XVI is not a feminist novel.
I’m opening my review with this caveat because, as someone who owns a dog-eared copy of The Feminine Mystique, whose heroes are Margaret Atwood and Ursula Le Guin, and who has, at times, stopped shaving her armpits (sometimes one just can’t be bothered), accounts of feminist content in Julia Karr’s debut were definitely a selling point for me.
The premise of XVI initially make it sound as if it has feminist potential. In the near-future, girls are allowed to have sex on their sixteenth birthdays; at this time, they’re tattooed with the roman numerals “XVI” on their wrists to advertise their sexual availability. In public, they’re sexually harassed, raped, and assaulted, but in private, lower class women are expected to maintain their purity so that they might be elected to serve as female companions to high ranking men on colonies out in space, a career move that their government promises will elevate their families above their impoverished origins.
Although this is, undeniably, a discussion of the dual pressures that young girls face in our society both to be sexual and remain pure, the ultimate conclusions of XVI seems to be little more than tut-tutting about the sluttiness of teens. And therein lies the problem with this sort of narrative—too much of a focus on the evils of sexuality; the animalistic, uncontrollable urges of men; and the goodness of girls who choose to abstain—particularly when it’s aimed at teens. Readers are left with something that’s no better than a fifties morality tale where our intrepid heroine ends up pregnant, destitute, or dead—all because she chooses to have sex.

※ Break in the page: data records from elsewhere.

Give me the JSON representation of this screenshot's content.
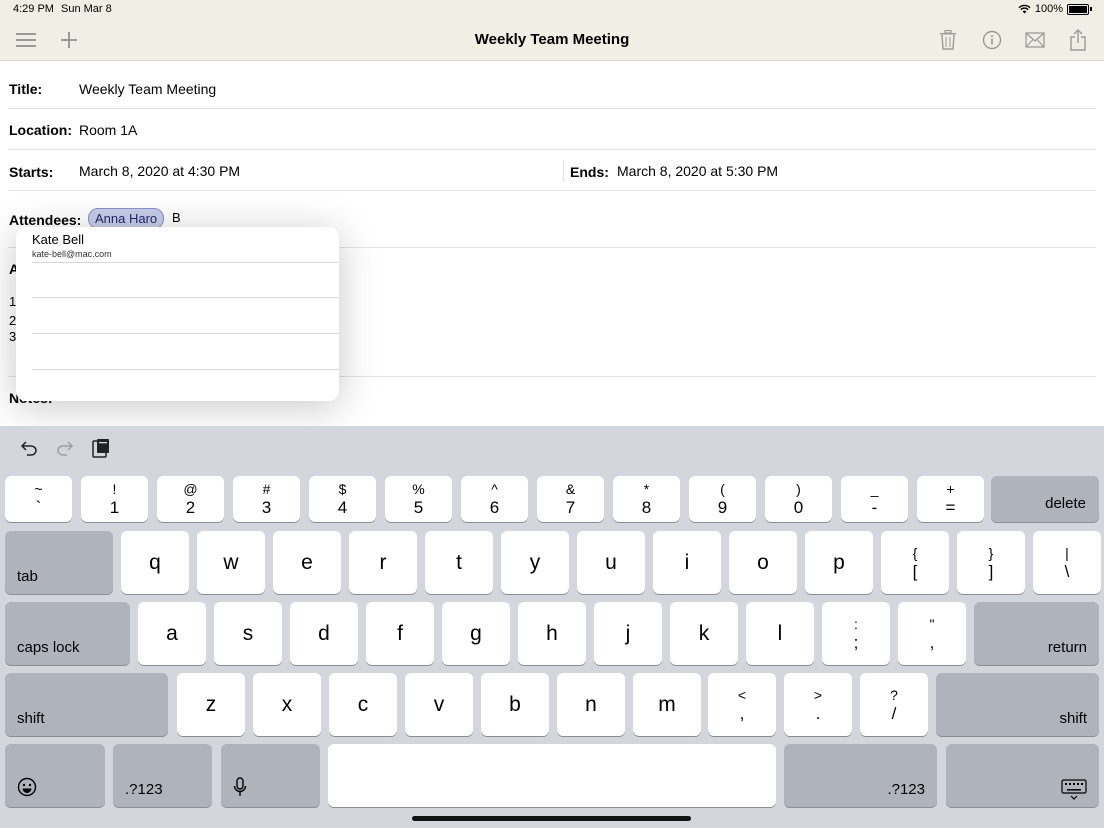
{
  "status_bar": {
    "time": "4:29 PM",
    "date": "Sun Mar 8",
    "battery": "100%"
  },
  "nav": {
    "title": "Weekly Team Meeting",
    "icons": [
      "menu-icon",
      "plus-icon",
      "trash-icon",
      "info-icon",
      "mail-icon",
      "share-icon"
    ]
  },
  "form": {
    "title_label": "Title:",
    "title_value": "Weekly Team Meeting",
    "location_label": "Location:",
    "location_value": "Room 1A",
    "starts_label": "Starts:",
    "starts_value": "March 8, 2020 at 4:30 PM",
    "ends_label": "Ends:",
    "ends_value": "March 8, 2020 at 5:30 PM",
    "attendees_label": "Attendees:",
    "attendee_chip": "Anna Haro",
    "attendee_typing": "B",
    "partial_label_a": "A",
    "partial_label_1": "1",
    "partial_label_2": "2",
    "partial_label_3": "3",
    "notes_label": "Notes:"
  },
  "suggestions": {
    "name": "Kate Bell",
    "email": "kate-bell@mac.com"
  },
  "keyboard": {
    "row1": [
      {
        "top": "~",
        "bot": "`"
      },
      {
        "top": "!",
        "bot": "1"
      },
      {
        "top": "@",
        "bot": "2"
      },
      {
        "top": "#",
        "bot": "3"
      },
      {
        "top": "$",
        "bot": "4"
      },
      {
        "top": "%",
        "bot": "5"
      },
      {
        "top": "^",
        "bot": "6"
      },
      {
        "top": "&",
        "bot": "7"
      },
      {
        "top": "*",
        "bot": "8"
      },
      {
        "top": "(",
        "bot": "9"
      },
      {
        "top": ")",
        "bot": "0"
      },
      {
        "top": "_",
        "bot": "-"
      },
      {
        "top": "+",
        "bot": "="
      }
    ],
    "delete": "delete",
    "tab": "tab",
    "row2": [
      "q",
      "w",
      "e",
      "r",
      "t",
      "y",
      "u",
      "i",
      "o",
      "p"
    ],
    "row2_sym": [
      {
        "top": "{",
        "bot": "["
      },
      {
        "top": "}",
        "bot": "]"
      },
      {
        "top": "|",
        "bot": "\\"
      }
    ],
    "caps_lock": "caps lock",
    "row3": [
      "a",
      "s",
      "d",
      "f",
      "g",
      "h",
      "j",
      "k",
      "l"
    ],
    "row3_sym": [
      {
        "top": ":",
        "bot": ";"
      },
      {
        "top": "\"",
        "bot": ","
      }
    ],
    "return": "return",
    "shift": "shift",
    "row4": [
      "z",
      "x",
      "c",
      "v",
      "b",
      "n",
      "m"
    ],
    "row4_sym": [
      {
        "top": "<",
        "bot": ","
      },
      {
        "top": ">",
        "bot": "."
      },
      {
        "top": "?",
        "bot": "/"
      }
    ],
    "numbers": ".?123"
  }
}
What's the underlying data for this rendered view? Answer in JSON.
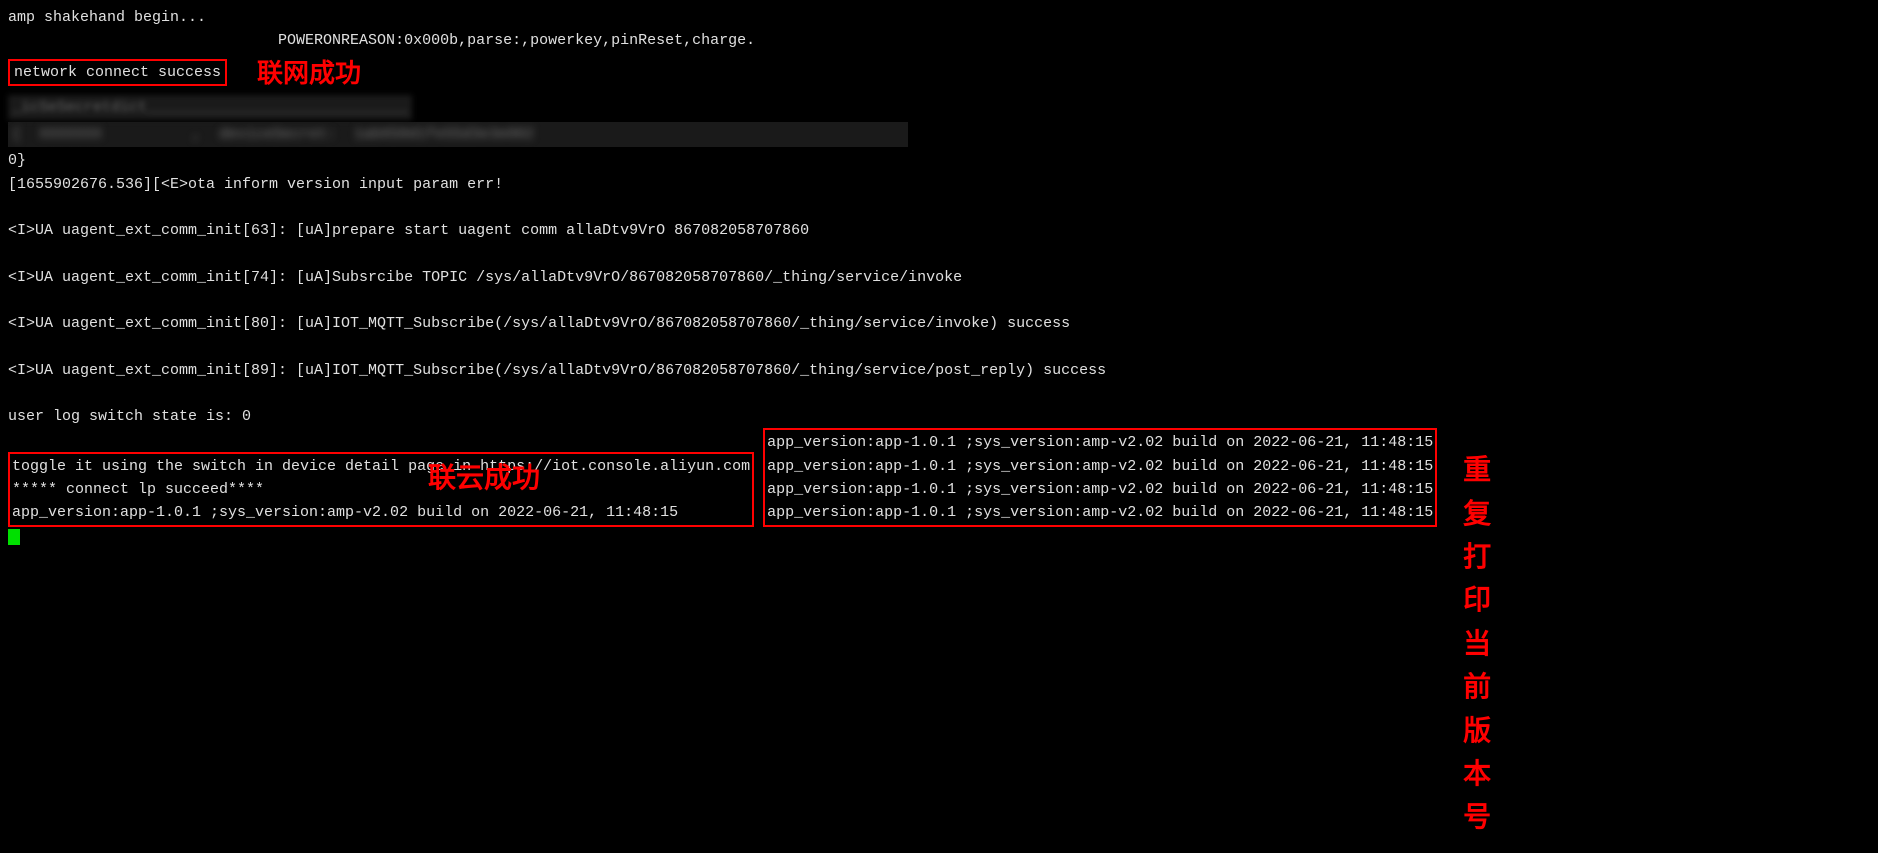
{
  "terminal": {
    "lines": [
      {
        "id": "line1",
        "text": "amp shakehand begin...",
        "color": "white"
      },
      {
        "id": "line2",
        "text": "                              POWERONREASON:0x000b,parse:,powerkey,pinReset,charge.",
        "color": "white"
      },
      {
        "id": "line3_network",
        "text": "network connect success",
        "color": "white",
        "boxed": true
      },
      {
        "id": "line3_blurred",
        "text": "    [REDACTED]",
        "color": "dim"
      },
      {
        "id": "line4_blurred",
        "text": "[REDACTED SECRET DICT]",
        "color": "dim"
      },
      {
        "id": "line5_blurred2",
        "text": "{  [REDACTED]   ,  deviceSecret:  [REDACTED LONG STRING]                                                                       c':",
        "color": "dim"
      },
      {
        "id": "line6",
        "text": "0}",
        "color": "white"
      },
      {
        "id": "line7",
        "text": "[1655902676.536][<E>ota inform version input param err!",
        "color": "white"
      },
      {
        "id": "line8",
        "text": "",
        "color": "white"
      },
      {
        "id": "line9",
        "text": "<I>UA uagent_ext_comm_init[63]: [uA]prepare start uagent comm allaDtv9VrO 867082058707860",
        "color": "white"
      },
      {
        "id": "line10",
        "text": "",
        "color": "white"
      },
      {
        "id": "line11",
        "text": "<I>UA uagent_ext_comm_init[74]: [uA]Subsrcibe TOPIC /sys/allaDtv9VrO/867082058707860/_thing/service/invoke",
        "color": "white"
      },
      {
        "id": "line12",
        "text": "",
        "color": "white"
      },
      {
        "id": "line13",
        "text": "<I>UA uagent_ext_comm_init[80]: [uA]IOT_MQTT_Subscribe(/sys/allaDtv9VrO/867082058707860/_thing/service/invoke) success",
        "color": "white"
      },
      {
        "id": "line14",
        "text": "",
        "color": "white"
      },
      {
        "id": "line15",
        "text": "<I>UA uagent_ext_comm_init[89]: [uA]IOT_MQTT_Subscribe(/sys/allaDtv9VrO/867082058707860/_thing/service/post_reply) success",
        "color": "white"
      },
      {
        "id": "line16",
        "text": "",
        "color": "white"
      },
      {
        "id": "line17",
        "text": "user log switch state is: 0",
        "color": "white"
      },
      {
        "id": "line18",
        "text": "toggle it using the switch in device detail page in https://iot.console.aliyun.com",
        "color": "white"
      },
      {
        "id": "line19",
        "text": "***** connect lp succeed****",
        "color": "white"
      },
      {
        "id": "line20",
        "text": "app_version:app-1.0.1 ;sys_version:amp-v2.02 build on 2022-06-21, 11:48:15",
        "color": "white"
      },
      {
        "id": "line21",
        "text": "app_version:app-1.0.1 ;sys_version:amp-v2.02 build on 2022-06-21, 11:48:15",
        "color": "white"
      },
      {
        "id": "line22",
        "text": "app_version:app-1.0.1 ;sys_version:amp-v2.02 build on 2022-06-21, 11:48:15",
        "color": "white"
      },
      {
        "id": "line23",
        "text": "app_version:app-1.0.1 ;sys_version:amp-v2.02 build on 2022-06-21, 11:48:15",
        "color": "white"
      },
      {
        "id": "line24",
        "text": "app_version:app-1.0.1 ;sys_version:amp-v2.02 build on 2022-06-21, 11:48:15",
        "color": "white"
      },
      {
        "id": "line25_green",
        "text": "■",
        "color": "green"
      }
    ],
    "annotations": [
      {
        "id": "ann1",
        "text": "联网成功"
      },
      {
        "id": "ann2",
        "text": "联云成功"
      },
      {
        "id": "ann3",
        "text": "重复打印当前版本号"
      }
    ]
  }
}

In this way, XVI sets up a false dichotomy for girls: “defend” your virginity, and have depth, and don’t die (or have lighter fluid poured on your face, and be set on fire), or be a shallow, mindless “sex-teen” who wears revealing clothing, enjoys flirting, and ultimately bites it in the end.
The only hint at complexity here is during a scene where the main character, Nina, realizes that—oh, my my!—she might actually enjoy having sex. I had hopes that this would lead to some discussion of healthy and safe ways for teens to explore their sexuality, but instead, she’s relieved of the possible burden of doing it when Sal tells her that he doesn’t want her to be a “sex-teen” either. Phew! All this would be fine, except there’s no hint of the real, myriad joys of sex, or how a teenager can keep herself safe while exploring her sexuality in this world. (Any way I can get an old copy of Our Bodies, Ourselves packaged with this book? I feel like we’ve fallen so far since the nineteen seventies.)

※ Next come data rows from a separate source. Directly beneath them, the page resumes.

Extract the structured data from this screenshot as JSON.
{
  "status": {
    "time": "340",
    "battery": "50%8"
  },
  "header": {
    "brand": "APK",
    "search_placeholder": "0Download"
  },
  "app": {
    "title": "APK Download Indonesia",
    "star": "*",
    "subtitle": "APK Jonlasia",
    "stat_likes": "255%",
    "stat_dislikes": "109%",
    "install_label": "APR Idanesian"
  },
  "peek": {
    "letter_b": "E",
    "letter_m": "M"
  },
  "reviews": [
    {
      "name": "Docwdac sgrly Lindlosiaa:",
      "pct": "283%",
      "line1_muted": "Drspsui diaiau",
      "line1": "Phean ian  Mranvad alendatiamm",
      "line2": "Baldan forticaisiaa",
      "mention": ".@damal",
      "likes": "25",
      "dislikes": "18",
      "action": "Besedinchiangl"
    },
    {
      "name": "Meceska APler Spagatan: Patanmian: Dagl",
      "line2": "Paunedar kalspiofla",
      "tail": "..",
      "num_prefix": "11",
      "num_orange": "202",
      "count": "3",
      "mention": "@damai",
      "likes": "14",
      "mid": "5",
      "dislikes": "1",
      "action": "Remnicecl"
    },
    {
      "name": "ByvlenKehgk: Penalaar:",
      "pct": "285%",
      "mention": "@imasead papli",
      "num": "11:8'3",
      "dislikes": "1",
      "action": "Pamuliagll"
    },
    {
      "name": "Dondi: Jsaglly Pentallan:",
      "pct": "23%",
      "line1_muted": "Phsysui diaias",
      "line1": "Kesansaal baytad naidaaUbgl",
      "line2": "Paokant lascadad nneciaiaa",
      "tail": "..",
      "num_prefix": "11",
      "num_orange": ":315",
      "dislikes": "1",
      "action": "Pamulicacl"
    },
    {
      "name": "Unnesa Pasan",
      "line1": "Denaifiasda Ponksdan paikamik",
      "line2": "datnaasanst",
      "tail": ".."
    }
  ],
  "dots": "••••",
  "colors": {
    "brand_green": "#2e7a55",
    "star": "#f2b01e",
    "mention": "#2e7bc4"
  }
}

So, no, XVI is not a feminist book. But it did have something going for it: the characters. Nina and her friends were, without exception, well-rendered and interesting. More, they were incredibly true-to-life. Even Sandy, Nina’s sex-teen friend with whom she has a somewhat combative relationship, was sympathetic; their complicated friendship reminded me of fading friendships I shared with other girls as a teenager. And Nina has two male friends—Mike and Derek—real, platonic friends who act like real, messy boys. I can’t recall any YA novel I’ve read lately that’s done guy friends nearly so well.

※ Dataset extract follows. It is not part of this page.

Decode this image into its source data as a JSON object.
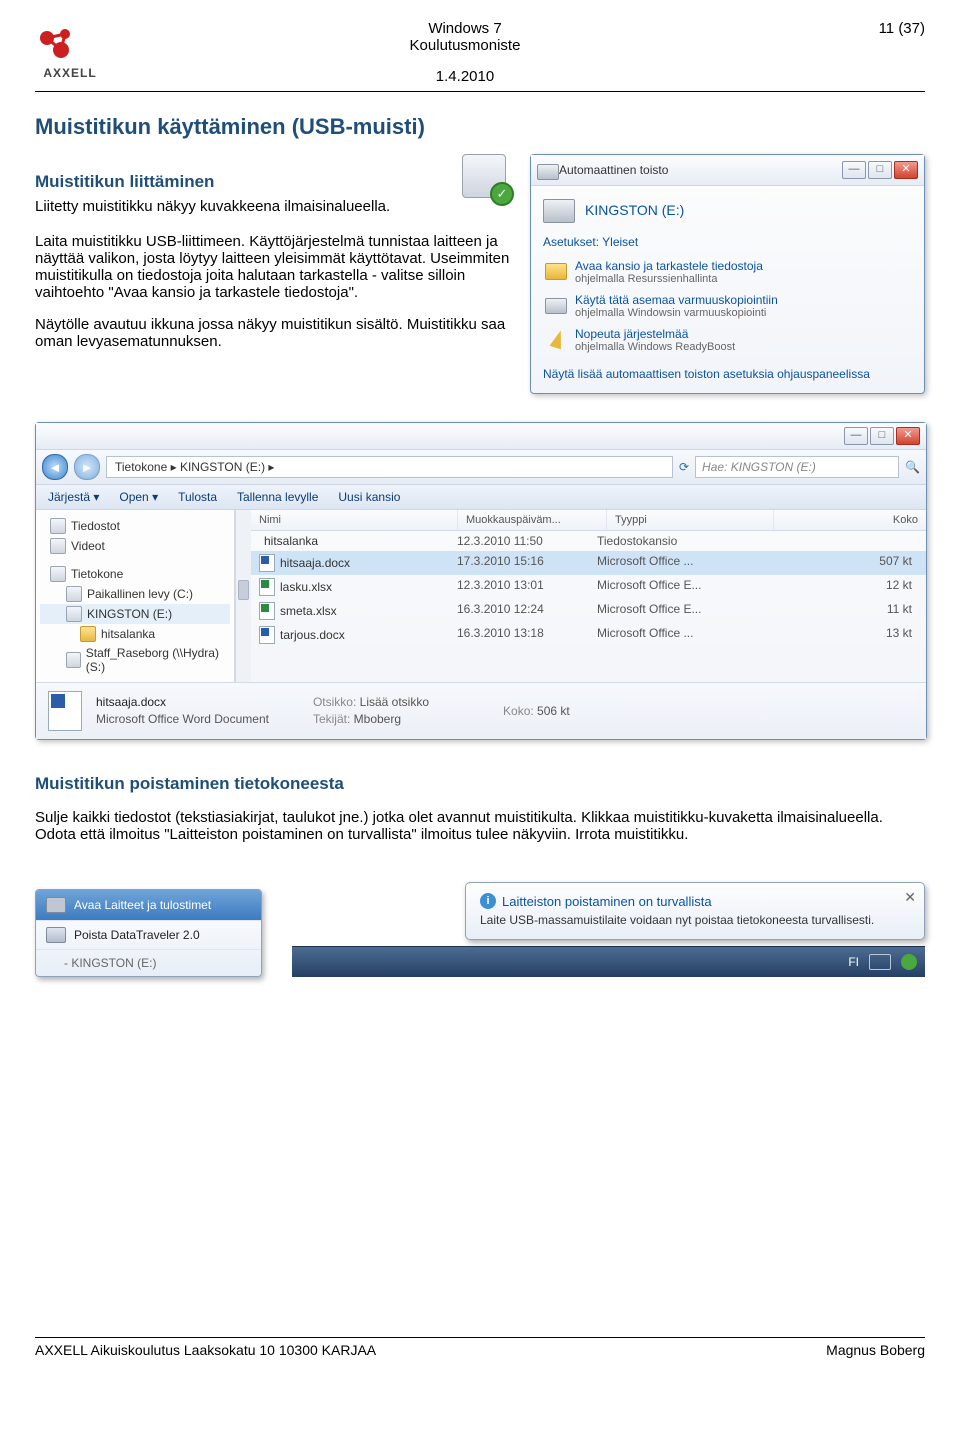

Karr has significant room to grow on a prose and pacing level. But her approach to teenagers is still excellent, despite my feminist reservations about her chosen themes. There’s promise here, undeniably—even though XVI was sort of a hammy, poorly-conceived outing, I’ll be keeping an eye out for Karr’s future works.